Companies that are based outside of the United States must file an EEO-1 Report if they meet the filing thresholds at establishments that are in the United States. The instruction booklet notes that a foreign-based employer without a headquarters establishment in the United States may use one of its U.S. establishments as the headquarters for purposes of filing. Otherwise, each U.S. establishment should file a separate EEO-1 Report.
Employers are required to include the appropriate North American Industry Classification System code for each establishment. The instruction booklet notes that these codes are updated every five years and that employers should use the most recent codes from 2022.
Mergers, acquisitions, and spinoffs
The EEOC has modified the way that corporate changes are reported. If a merger, acquisition, or spinoff occurred after the reporting period – for example, in 2023 – the new company is generally responsible for reporting the data if the new company meets the filing eligibility requirements and has access to the workforce snapshot data. For example, the instruction booklet states as follows:
If the acquisition was completed after the fourth quarter (i.e., October 1 through December 31) of the reporting year (i.e., 2022) and the acquiring company otherwise meets the filing eligibility requirements and has access to 2022 EEO-1 Component 1 data for a workforce snapshot period from the fourth quarter of the reporting year for the acquired company, the acquiring company is responsible for submitting 2022 EEO-1 Component 1 data for itself and the newly acquired company.
(Emphasis in original.)
Companies that experienced corporate changes during the reporting period should closely review these sections of the instruction booklet to ensure compliance.
Changes for 2023 EEO-1 Component 1 Report
Readers will recall that the EEOC’s term for its “regular” data collection is referred to as “Component 1” data.
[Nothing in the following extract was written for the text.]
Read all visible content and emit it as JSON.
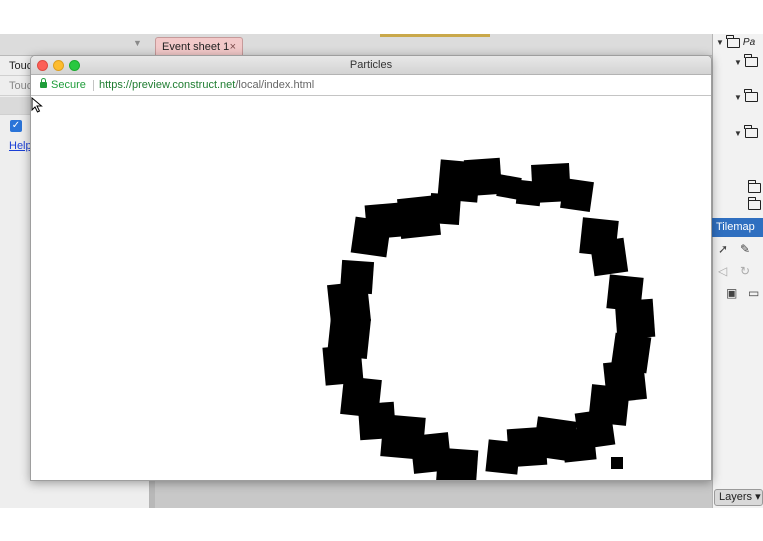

The short-lived compensation data report was referred to as “Component 2.” Although Component 2 is likely to be revived in the near future, it is not required for the EEO-1 reporting due this year.
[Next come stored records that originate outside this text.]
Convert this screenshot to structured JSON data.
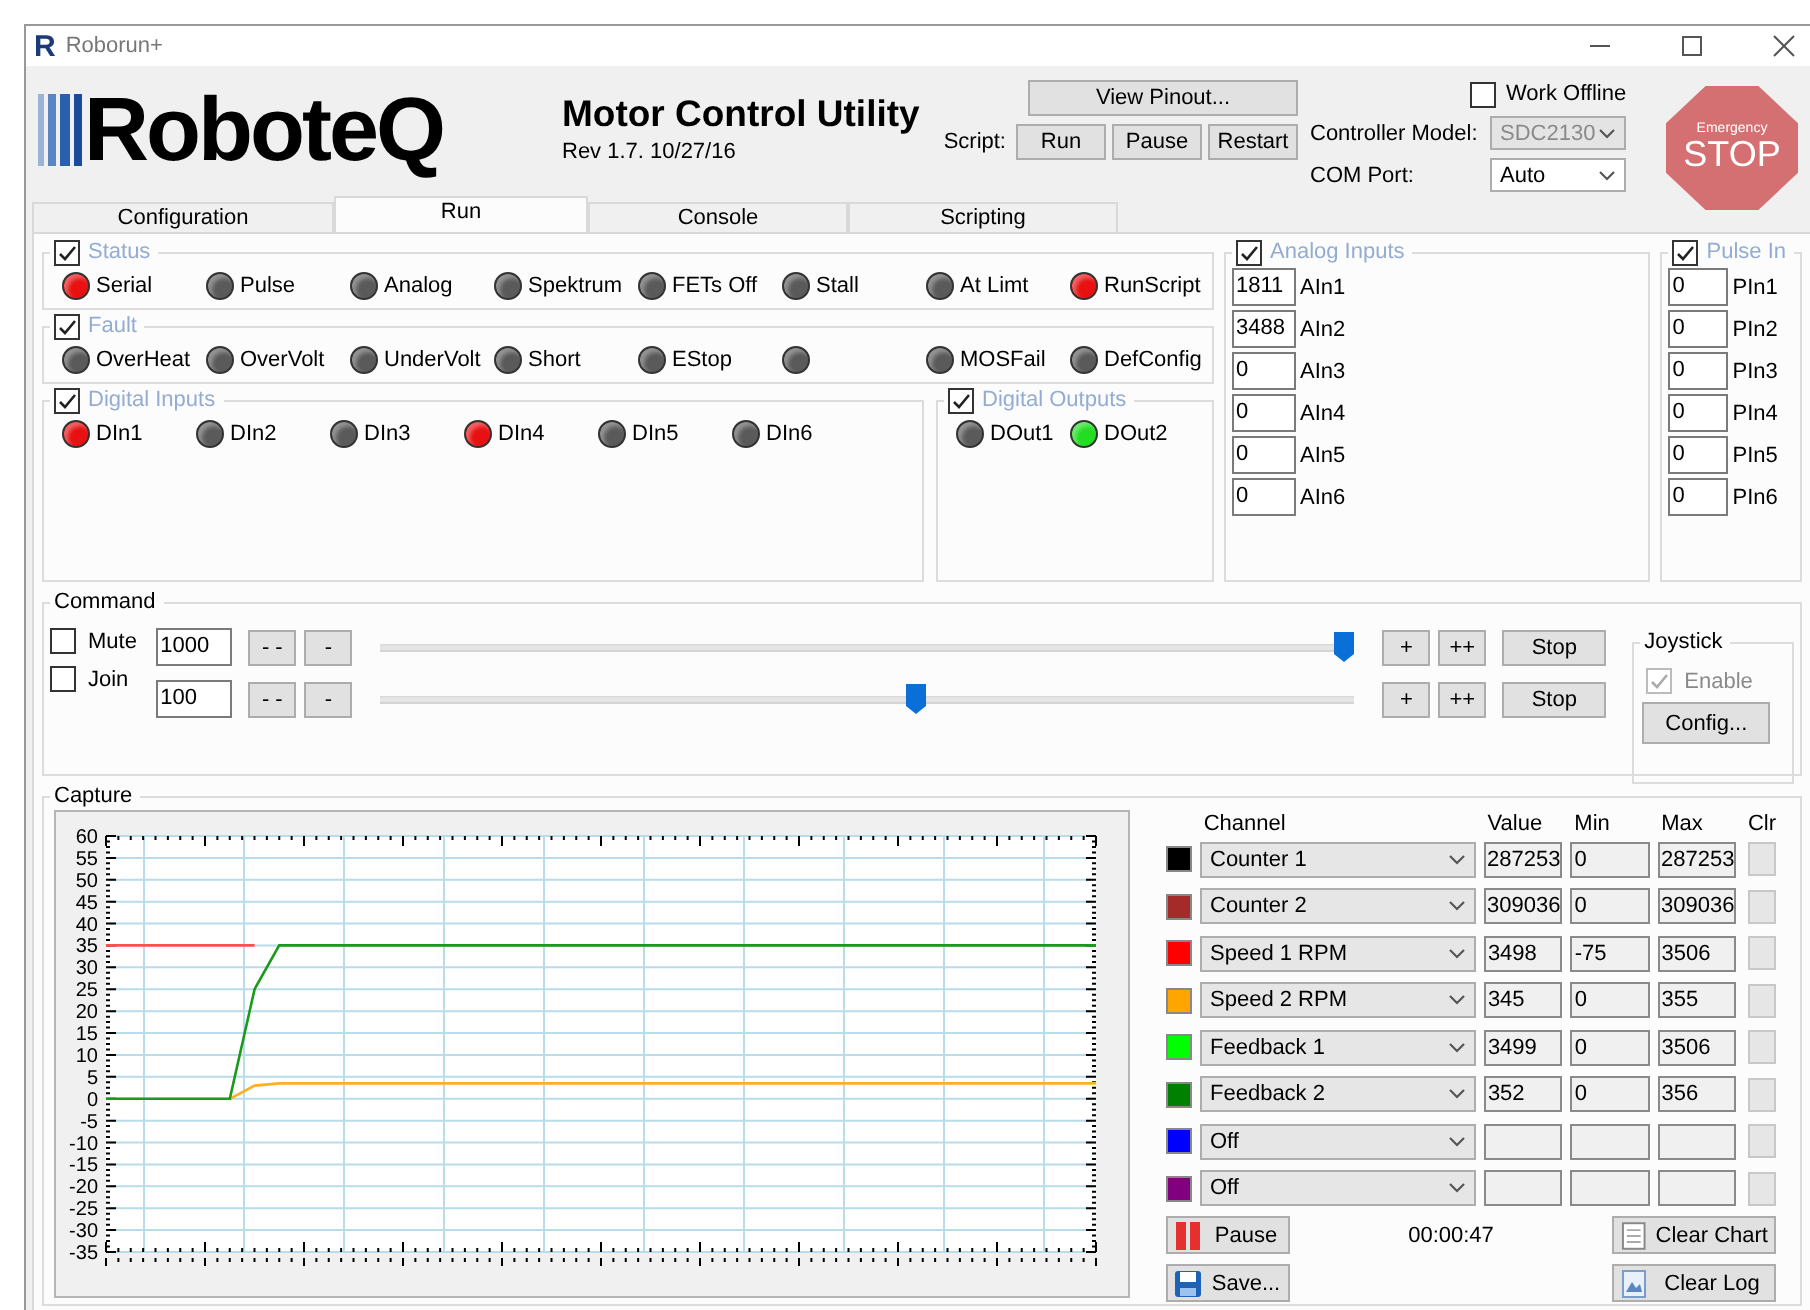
{
  "window": {
    "icon_letter": "R",
    "title": "Roborun+"
  },
  "header": {
    "logo": "RoboteQ",
    "app_title": "Motor Control Utility",
    "revision": "Rev 1.7. 10/27/16",
    "view_pinout": "View Pinout...",
    "script_label": "Script:",
    "script_buttons": [
      "Run",
      "Pause",
      "Restart"
    ],
    "work_offline": {
      "label": "Work Offline",
      "checked": false
    },
    "controller_model": {
      "label": "Controller Model:",
      "value": "SDC2130",
      "disabled": true
    },
    "com_port": {
      "label": "COM Port:",
      "value": "Auto",
      "disabled": false
    },
    "estop": {
      "caption": "Emergency",
      "label": "STOP"
    }
  },
  "tabs": [
    {
      "label": "Configuration",
      "selected": false
    },
    {
      "label": "Run",
      "selected": true
    },
    {
      "label": "Console",
      "selected": false
    },
    {
      "label": "Scripting",
      "selected": false
    }
  ],
  "status": {
    "title": "Status",
    "checked": true,
    "leds": [
      {
        "label": "Serial",
        "color": "#e81010"
      },
      {
        "label": "Pulse",
        "color": "#5a5a5a"
      },
      {
        "label": "Analog",
        "color": "#5a5a5a"
      },
      {
        "label": "Spektrum",
        "color": "#5a5a5a"
      },
      {
        "label": "FETs Off",
        "color": "#5a5a5a"
      },
      {
        "label": "Stall",
        "color": "#5a5a5a"
      },
      {
        "label": "At Limt",
        "color": "#5a5a5a"
      },
      {
        "label": "RunScript",
        "color": "#e81010"
      }
    ]
  },
  "fault": {
    "title": "Fault",
    "checked": true,
    "leds": [
      {
        "label": "OverHeat",
        "color": "#5a5a5a"
      },
      {
        "label": "OverVolt",
        "color": "#5a5a5a"
      },
      {
        "label": "UnderVolt",
        "color": "#5a5a5a"
      },
      {
        "label": "Short",
        "color": "#5a5a5a"
      },
      {
        "label": "EStop",
        "color": "#5a5a5a"
      },
      {
        "color": "#5a5a5a"
      },
      {
        "label": "MOSFail",
        "color": "#5a5a5a"
      },
      {
        "label": "DefConfig",
        "color": "#5a5a5a"
      }
    ]
  },
  "digital_inputs": {
    "title": "Digital Inputs",
    "checked": true,
    "leds": [
      {
        "label": "DIn1",
        "color": "#e81010"
      },
      {
        "label": "DIn2",
        "color": "#5a5a5a"
      },
      {
        "label": "DIn3",
        "color": "#5a5a5a"
      },
      {
        "label": "DIn4",
        "color": "#e81010"
      },
      {
        "label": "DIn5",
        "color": "#5a5a5a"
      },
      {
        "label": "DIn6",
        "color": "#5a5a5a"
      }
    ]
  },
  "digital_outputs": {
    "title": "Digital Outputs",
    "checked": true,
    "leds": [
      {
        "label": "DOut1",
        "color": "#5a5a5a"
      },
      {
        "label": "DOut2",
        "color": "#22dd22"
      }
    ]
  },
  "analog_inputs": {
    "title": "Analog Inputs",
    "checked": true,
    "items": [
      {
        "value": "1811",
        "label": "AIn1"
      },
      {
        "value": "3488",
        "label": "AIn2"
      },
      {
        "value": "0",
        "label": "AIn3"
      },
      {
        "value": "0",
        "label": "AIn4"
      },
      {
        "value": "0",
        "label": "AIn5"
      },
      {
        "value": "0",
        "label": "AIn6"
      }
    ]
  },
  "pulse_inputs": {
    "title": "Pulse In",
    "checked": true,
    "items": [
      {
        "value": "0",
        "label": "PIn1"
      },
      {
        "value": "0",
        "label": "PIn2"
      },
      {
        "value": "0",
        "label": "PIn3"
      },
      {
        "value": "0",
        "label": "PIn4"
      },
      {
        "value": "0",
        "label": "PIn5"
      },
      {
        "value": "0",
        "label": "PIn6"
      }
    ]
  },
  "command": {
    "title": "Command",
    "options": [
      {
        "label": "Mute",
        "checked": false
      },
      {
        "label": "Join",
        "checked": false
      }
    ],
    "rows": [
      {
        "value": "1000",
        "minus_buttons": [
          "- -",
          "-"
        ],
        "level": 0.99,
        "plus_buttons": [
          "+",
          "++"
        ],
        "stop": "Stop"
      },
      {
        "value": "100",
        "minus_buttons": [
          "- -",
          "-"
        ],
        "level": 0.55,
        "plus_buttons": [
          "+",
          "++"
        ],
        "stop": "Stop"
      }
    ],
    "joystick": {
      "title": "Joystick",
      "enable": {
        "label": "Enable",
        "checked": true,
        "disabled": true
      },
      "config": "Config..."
    }
  },
  "capture": {
    "title": "Capture",
    "chart_data": {
      "type": "line",
      "grid": true,
      "ylim": [
        -35,
        60
      ],
      "yticks": [
        60,
        55,
        50,
        45,
        40,
        35,
        30,
        25,
        20,
        15,
        10,
        5,
        0,
        -5,
        -10,
        -15,
        -20,
        -25,
        -30,
        -35
      ],
      "series": [
        {
          "color": "#ff5050",
          "values": [
            35,
            35,
            35,
            35,
            35,
            35,
            35,
            null,
            null,
            null,
            null,
            null,
            null,
            null,
            null,
            null,
            null,
            null,
            null,
            null,
            null,
            null,
            null,
            null,
            null,
            null,
            null,
            null,
            null,
            null,
            null,
            null,
            null,
            null,
            null,
            null,
            null,
            null,
            null,
            null,
            null
          ]
        },
        {
          "color": "#ffb020",
          "values": [
            null,
            null,
            null,
            null,
            null,
            0,
            3,
            3.5,
            3.5,
            3.5,
            3.5,
            3.5,
            3.5,
            3.5,
            3.5,
            3.5,
            3.5,
            3.5,
            3.5,
            3.5,
            3.5,
            3.5,
            3.5,
            3.5,
            3.5,
            3.5,
            3.5,
            3.5,
            3.5,
            3.5,
            3.5,
            3.5,
            3.5,
            3.5,
            3.5,
            3.5,
            3.5,
            3.5,
            3.5,
            3.5,
            3.5
          ]
        },
        {
          "color": "#1a9a1a",
          "values": [
            0,
            0,
            0,
            0,
            0,
            0,
            25,
            35,
            35,
            35,
            35,
            35,
            35,
            35,
            35,
            35,
            35,
            35,
            35,
            35,
            35,
            35,
            35,
            35,
            35,
            35,
            35,
            35,
            35,
            35,
            35,
            35,
            35,
            35,
            35,
            35,
            35,
            35,
            35,
            35,
            35
          ]
        }
      ]
    },
    "columns": [
      "Channel",
      "Value",
      "Min",
      "Max",
      "Clr"
    ],
    "rows": [
      {
        "color": "#000000",
        "channel": "Counter 1",
        "value": "287253",
        "min": "0",
        "max": "287253"
      },
      {
        "color": "#a52a2a",
        "channel": "Counter 2",
        "value": "309036",
        "min": "0",
        "max": "309036"
      },
      {
        "color": "#ff0000",
        "channel": "Speed 1 RPM",
        "value": "3498",
        "min": "-75",
        "max": "3506"
      },
      {
        "color": "#ffa500",
        "channel": "Speed 2 RPM",
        "value": "345",
        "min": "0",
        "max": "355"
      },
      {
        "color": "#00ff00",
        "channel": "Feedback 1",
        "value": "3499",
        "min": "0",
        "max": "3506"
      },
      {
        "color": "#008000",
        "channel": "Feedback 2",
        "value": "352",
        "min": "0",
        "max": "356"
      },
      {
        "color": "#0000ff",
        "channel": "Off"
      },
      {
        "color": "#800080",
        "channel": "Off"
      }
    ],
    "pause": "Pause",
    "save": "Save...",
    "elapsed": "00:00:47",
    "clear_chart": "Clear Chart",
    "clear_log": "Clear Log"
  }
}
However, beginning with the EEO-1 Report for 2023 data (which will be due in 2024), employers will no longer be able to pick and choose a snapshot date that would eliminate the obligation to report. According to the EEOC, “an employer that meets the employee threshold for EEO-1 Component 1 reporting purposes at any time during the fourth quarter . . . of the reporting year, may not select a ‘workforce snapshot period’ from this quarter where it falls below the threshold in an effort to avoid the filing requirement.” (Emphasis in original.)
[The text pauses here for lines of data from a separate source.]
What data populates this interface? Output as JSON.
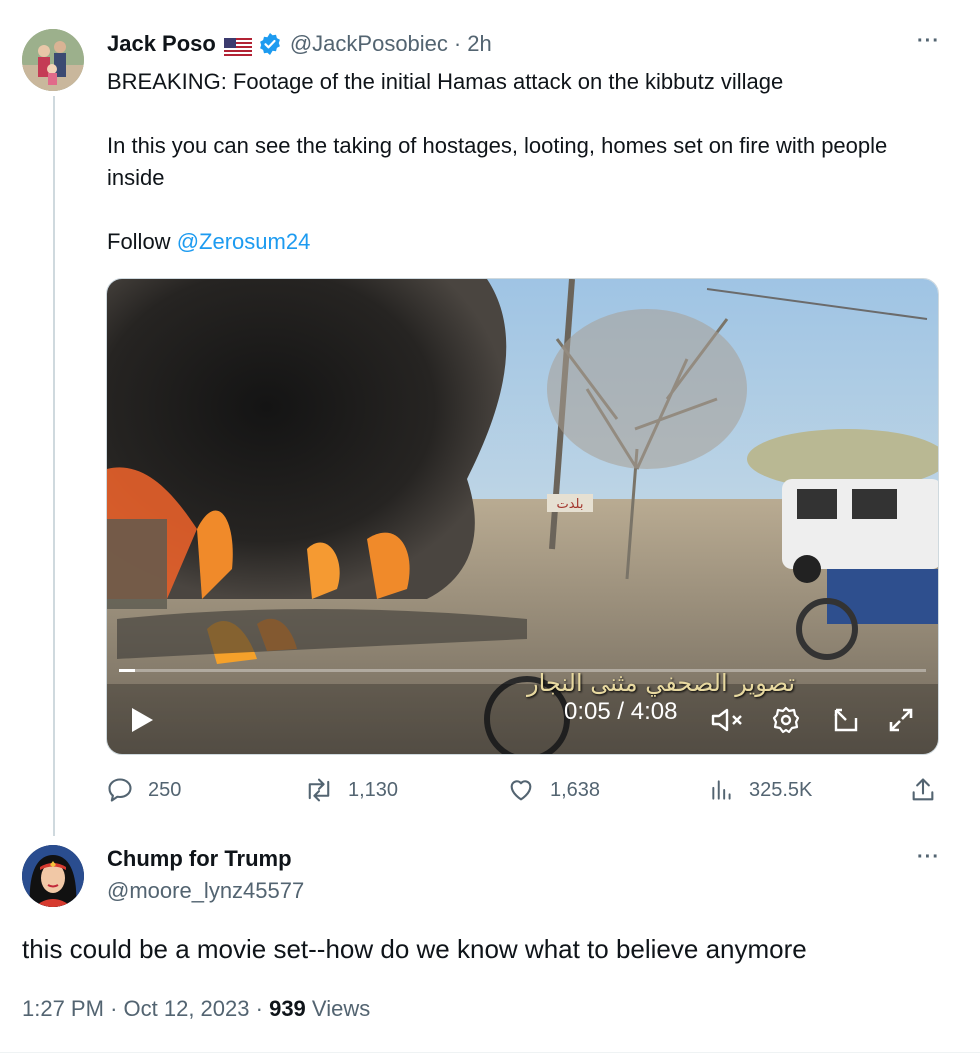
{
  "tweet": {
    "author_name": "Jack Poso",
    "author_handle": "@JackPosobiec",
    "separator": "·",
    "time": "2h",
    "more_label": "···",
    "lines": [
      "BREAKING: Footage of the initial Hamas attack on the kibbutz village",
      "In this you can see the taking of hostages, looting, homes set on fire with people inside"
    ],
    "follow_prefix": "Follow",
    "follow_mention": "@Zerosum24",
    "video": {
      "current_time": "0:05",
      "duration": "4:08",
      "time_display": "0:05 / 4:08",
      "caption": "تصوير الصحفي مثنى النجار",
      "sign_text": "بلدت",
      "progress": 0.02
    },
    "stats": {
      "replies": "250",
      "reposts": "1,130",
      "likes": "1,638",
      "views": "325.5K"
    }
  },
  "reply": {
    "author_name": "Chump for Trump",
    "author_handle": "@moore_lynz45577",
    "more_label": "···",
    "text": "this could be a movie set--how do we know what to believe anymore",
    "time": "1:27 PM",
    "date": "Oct 12, 2023",
    "separator": "·",
    "views_count": "939",
    "views_label": "Views"
  },
  "colors": {
    "accent": "#1d9bf0",
    "secondary_text": "#536471",
    "primary_text": "#0f1419"
  },
  "icons": [
    "us-flag-icon",
    "verified-badge-icon",
    "reply-icon",
    "repost-icon",
    "like-icon",
    "views-icon",
    "share-icon",
    "play-icon",
    "mute-icon",
    "settings-icon",
    "pip-icon",
    "fullscreen-icon"
  ]
}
The EEOC also reports that there will be changes next year in reporting employees who are assigned to work at a client site. Beginning with the reports of 2023 data that must be reported in 2024, employers will be required to report these employees at the client’s physical address. Currently, employers can report such employees at the client’s site, or at the employer establishment to which they are assigned.
The EEOC’s website reports that the specifications for the data file upload process will be posted soon. We encourage to employers to visit the EEOC’s site for future updates. For assistance with filing the EEO-1 Report, please contact a member of Constangy’s Affirmative Action/OFCCP Compliance practice group.